TULARE COUNTY – Waylon and Willie, two rescue dogs who helped protect a Tulare County farm from crime, have earned the $1,000 Grand Prize in the third annual California Farm Bureau Farm Dog of the Year Contest.
The award was announced during the 105th California Farm Bureau Annual Meeting in Reno.
Waylon and Willie are Great Pyrenees and Doberman Pinscher mixed breeds. They were found as gangly puppies in an impoverished area of Tulare County and wound up in an overpopulated animal shelter and then foster care.
Ultimately, the dogs helped rescue—and protect—the farm of Zack Stuller, whose Exeter ranch of nearly 3,000 acres of row crops and fruit and nut trees had become a target for criminals. Stuller experienced 14 burglaries in a few years, including one truck stolen three different times and nine catalytic converters taken off trucks in broad daylight. He had tried everything to deter nighttime thefts, including security systems, fences, alarms and even a night guard.
But after Waylon and Willie moved into a heated, insulated doghouse as “ag security personnel,” the large, loud and happy dogs completely shut down criminal activity. At night, the boys have been caught on camera chasing away potential intruders and carefully scanning the landscape from atop vehicles parked on the ranch.

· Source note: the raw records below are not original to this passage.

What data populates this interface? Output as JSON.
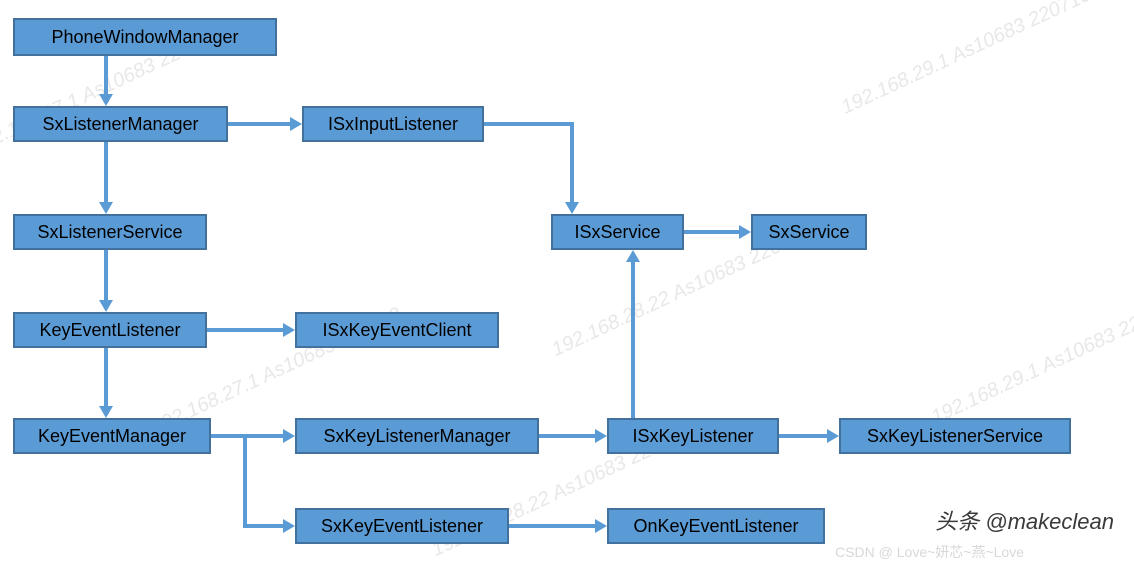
{
  "nodes": {
    "phoneWindowManager": "PhoneWindowManager",
    "sxListenerManager": "SxListenerManager",
    "iSxInputListener": "ISxInputListener",
    "sxListenerService": "SxListenerService",
    "iSxService": "ISxService",
    "sxService": "SxService",
    "keyEventListener": "KeyEventListener",
    "iSxKeyEventClient": "ISxKeyEventClient",
    "keyEventManager": "KeyEventManager",
    "sxKeyListenerManager": "SxKeyListenerManager",
    "iSxKeyListener": "ISxKeyListener",
    "sxKeyListenerService": "SxKeyListenerService",
    "sxKeyEventListener": "SxKeyEventListener",
    "onKeyEventListener": "OnKeyEventListener"
  },
  "watermarks": {
    "diag1": "192.168.27.1 As10683 220713",
    "diag2": "192.168.28.22 As10683 220713",
    "diag3": "192.168.29.1 As10683 220713",
    "footer": "头条 @makeclean",
    "csdn": "CSDN @ Love~妍芯~燕~Love"
  },
  "colors": {
    "boxFill": "#5b9bd5",
    "boxBorder": "#41719c",
    "arrow": "#5b9bd5"
  }
}
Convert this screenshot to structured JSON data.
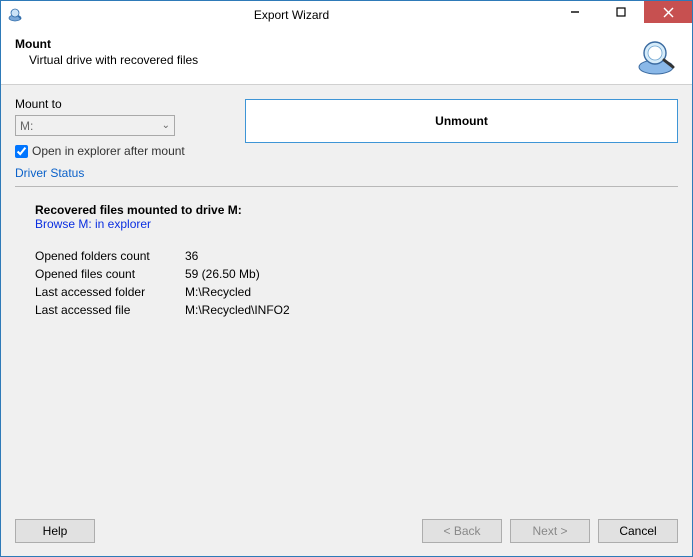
{
  "titlebar": {
    "title": "Export Wizard"
  },
  "header": {
    "title": "Mount",
    "subtitle": "Virtual drive with recovered files"
  },
  "mount": {
    "label": "Mount to",
    "drive": "M:",
    "checkbox_label": "Open in explorer after mount",
    "checkbox_checked": true,
    "unmount_label": "Unmount",
    "driver_status": "Driver Status"
  },
  "info": {
    "title": "Recovered files mounted to drive M:",
    "browse_label": "Browse M: in explorer",
    "rows": [
      {
        "key": "Opened folders count",
        "val": "36"
      },
      {
        "key": "Opened files count",
        "val": "59 (26.50 Mb)"
      },
      {
        "key": "Last accessed folder",
        "val": "M:\\Recycled"
      },
      {
        "key": "Last accessed file",
        "val": "M:\\Recycled\\INFO2"
      }
    ]
  },
  "footer": {
    "help": "Help",
    "back": "< Back",
    "next": "Next >",
    "cancel": "Cancel"
  }
}
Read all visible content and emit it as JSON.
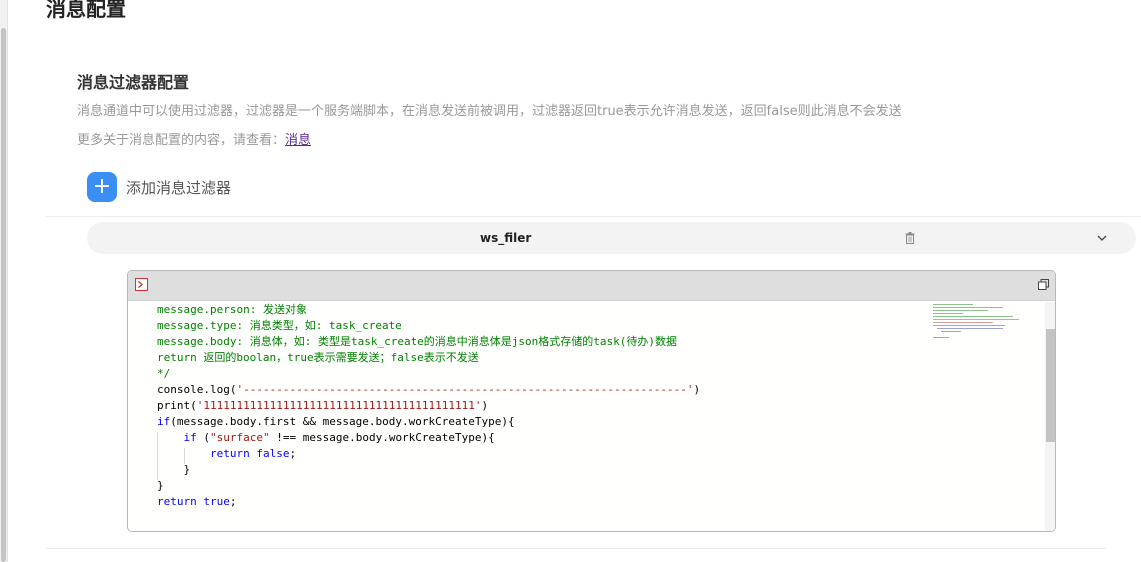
{
  "page": {
    "title": "消息配置"
  },
  "section": {
    "title": "消息过滤器配置",
    "description": "消息通道中可以使用过滤器，过滤器是一个服务端脚本，在消息发送前被调用，过滤器返回true表示允许消息发送，返回false则此消息不会发送",
    "more_prefix": "更多关于消息配置的内容，请查看：",
    "more_link": "消息"
  },
  "add_filter": {
    "icon": "+",
    "label": "添加消息过滤器"
  },
  "filter": {
    "name": "ws_filer"
  },
  "colors": {
    "accent": "#3b8ef3",
    "comment": "#008000",
    "keyword": "#0000ff",
    "string": "#a31515"
  },
  "icons": {
    "add": "plus-icon",
    "delete": "trash-icon",
    "expand": "chevron-down-icon",
    "editor_mode": "script-icon",
    "restore": "restore-window-icon"
  },
  "code": {
    "lines": [
      "message.person: 发送对象",
      "message.type: 消息类型，如: task_create",
      "message.body: 消息体，如: 类型是task_create的消息中消息体是json格式存储的task(待办)数据",
      "return 返回的boolan，true表示需要发送；false表示不发送",
      "*/",
      "console.log('-------------------------------------------------------------------')",
      "print('11111111111111111111111111111111111111111')",
      "if(message.body.first && message.body.workCreateType){",
      "    if (\"surface\" !== message.body.workCreateType){",
      "        return false;",
      "    }",
      "}",
      "return true;"
    ]
  }
}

“If you met them, you would probably say there is not an aggressive bone in their body,” Stuller said of his two crime fighters. “But a bad guy at midnight meeting two, 150-pound dogs standing over 6 feet tall on their back legs with a bark as loud as a freight train, might be persuaded otherwise.”
Besides taking a healthy bite out of crime, the two dogs dubbed “The Outlaw Brothers” also became renowned for their mischief, which has included teaming up to eat a bag of dry concrete mix, delivery packages, Halloween candy and a Fitbit watch that was once destined to be a Christmas gift.

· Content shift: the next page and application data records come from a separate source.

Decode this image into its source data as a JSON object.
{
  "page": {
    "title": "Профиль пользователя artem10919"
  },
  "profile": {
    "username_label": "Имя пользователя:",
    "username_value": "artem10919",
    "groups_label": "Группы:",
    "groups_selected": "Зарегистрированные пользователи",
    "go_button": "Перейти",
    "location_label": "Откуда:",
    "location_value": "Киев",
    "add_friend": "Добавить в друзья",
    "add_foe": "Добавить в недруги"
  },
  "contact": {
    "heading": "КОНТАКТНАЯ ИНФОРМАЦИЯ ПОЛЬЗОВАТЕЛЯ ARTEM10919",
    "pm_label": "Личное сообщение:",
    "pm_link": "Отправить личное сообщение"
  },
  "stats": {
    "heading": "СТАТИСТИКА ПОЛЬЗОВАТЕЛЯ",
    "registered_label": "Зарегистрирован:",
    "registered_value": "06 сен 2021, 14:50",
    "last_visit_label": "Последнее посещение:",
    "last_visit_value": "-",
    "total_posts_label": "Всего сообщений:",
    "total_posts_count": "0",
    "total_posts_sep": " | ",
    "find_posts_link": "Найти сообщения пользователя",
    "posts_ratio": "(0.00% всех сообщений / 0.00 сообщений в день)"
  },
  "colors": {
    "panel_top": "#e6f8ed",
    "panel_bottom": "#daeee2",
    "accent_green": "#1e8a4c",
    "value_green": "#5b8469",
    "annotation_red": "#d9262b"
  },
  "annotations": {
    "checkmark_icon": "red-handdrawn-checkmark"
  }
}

The California Farm Bureau Farm Dog of the Year Contest, sponsored by Nationwide, asked Farm Bureau members to submit photos and a brief story about their beloved dog.
The first runner-up, Gus, a McNab who works as a cattle dog in Amador County, earned $500 for Joel Allen. The second runner-up, Megan, a border collie who herds livestock and chickens in Siskiyou County, earned $250 for Melanie Fowle-Nelson. The third runner-up, Jackson, an Australian shepherd who works at the Sunny Hills High School farm in Orange County, earned $100 for Brian Kim.
The California Farm Bureau works to protect family farms and ranches on behalf of nearly 29,000 members statewide and as part of a nationwide network of 5.3 million Farm Bureau members.